Security administrators use firewalls to safeguard the network or selected components in the network from intrusion.

Firewalls control access to devices within their perimeter by closing all communication pathways, except for those that the administrator explicitly or implicitly designates as authorized. The pathways, or ports, that administrators open in the firewall allow traffic between devices on different sides of the firewall.

ESXi does not include a firewall because it runs a limited set of well-known services and prevents the addition of further services. With such restrictions, the factors that necessitate a firewall are significantly reduced.

No firewall is integrated in to ESXi. You must deploy a set of security technologies that is appropriate to your needs. For example, you might elect to install a firewall to filter traffic entering and leaving the network segment on which you have installed ESXi.

In a virtual machine environment, you can plan your layout for firewalls between components.

Physical machines such as vCenter Server hosts and ESXi hosts.

One virtual machine and another—for example, between a virtual machine acting as an external Web server and a virtual machine connected to your company’s internal network.

A physical machine and a virtual machine, such as when you place a firewall between a physical network adapter card and a virtual machine.
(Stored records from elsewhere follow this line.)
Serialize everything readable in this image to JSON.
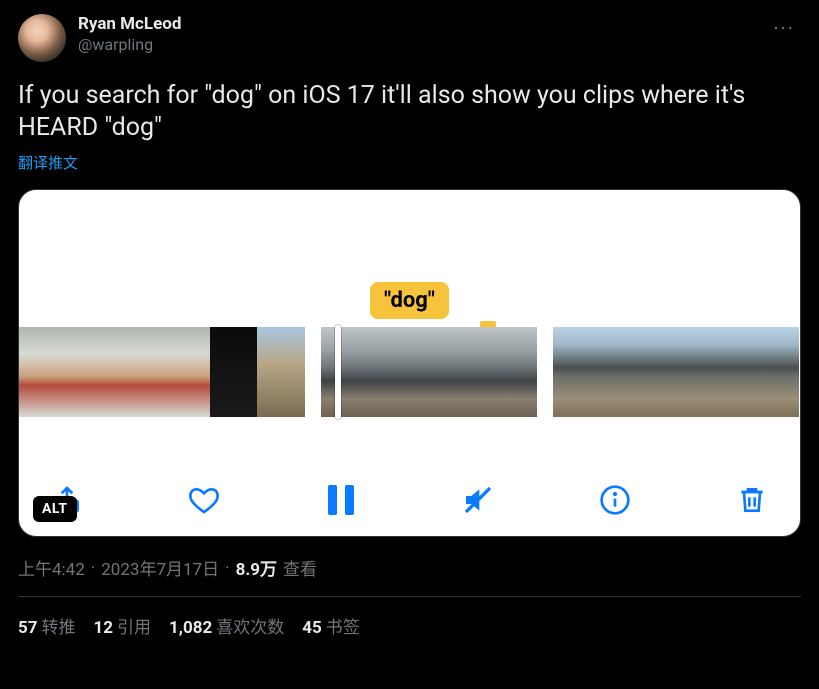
{
  "author": {
    "name": "Ryan McLeod",
    "handle": "@warpling"
  },
  "more_label": "···",
  "body": "If you search for \"dog\" on iOS 17 it'll also show you clips where it's HEARD \"dog\"",
  "translate": "翻译推文",
  "media": {
    "dog_label": "\"dog\"",
    "alt_badge": "ALT"
  },
  "meta": {
    "time": "上午4:42",
    "dot1": "·",
    "date": "2023年7月17日",
    "dot2": "·",
    "views_count": "8.9万",
    "views_label": "查看"
  },
  "stats": {
    "retweets_count": "57",
    "retweets_label": "转推",
    "quotes_count": "12",
    "quotes_label": "引用",
    "likes_count": "1,082",
    "likes_label": "喜欢次数",
    "bookmarks_count": "45",
    "bookmarks_label": "书签"
  }
}
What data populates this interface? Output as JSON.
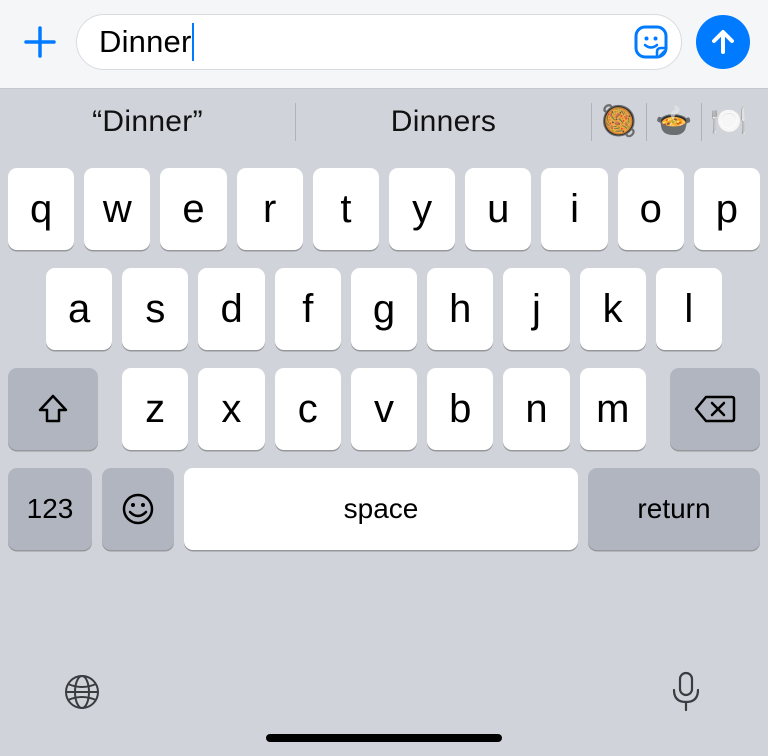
{
  "compose": {
    "plus_icon": "plus",
    "text": "Dinner",
    "sticker_icon": "sticker-smile",
    "send_icon": "send-arrow"
  },
  "suggestions": {
    "quoted": "“Dinner”",
    "plural": "Dinners",
    "emoji1": "🥘",
    "emoji2": "🍲",
    "emoji3": "🍽️"
  },
  "keyboard": {
    "row1": [
      "q",
      "w",
      "e",
      "r",
      "t",
      "y",
      "u",
      "i",
      "o",
      "p"
    ],
    "row2": [
      "a",
      "s",
      "d",
      "f",
      "g",
      "h",
      "j",
      "k",
      "l"
    ],
    "row3": [
      "z",
      "x",
      "c",
      "v",
      "b",
      "n",
      "m"
    ],
    "shift_icon": "shift",
    "delete_icon": "backspace",
    "numbers_label": "123",
    "emoji_icon": "emoji-face",
    "space_label": "space",
    "return_label": "return"
  },
  "bottom": {
    "globe_icon": "globe",
    "mic_icon": "mic"
  },
  "colors": {
    "accent": "#007aff",
    "key_bg": "#ffffff",
    "key_mod_bg": "#b0b5bf",
    "kb_bg": "#d0d3d9"
  }
}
How you use firewalls in an ESXi configuration is based on how you plan to use the network and how secure any given component needs to be. For example, if you create a virtual network where each virtual machine is dedicated to running a different benchmark test suite for the same department, the risk of unwanted access from one virtual machine to the next is minimal. Therefore, a configuration where firewalls are present between the virtual machines is not necessary. However, to prevent interruption of a test run from an outside host, you might set up the configuration so that a firewall is present at the entry point of the virtual network to protect the entire set of virtual machines.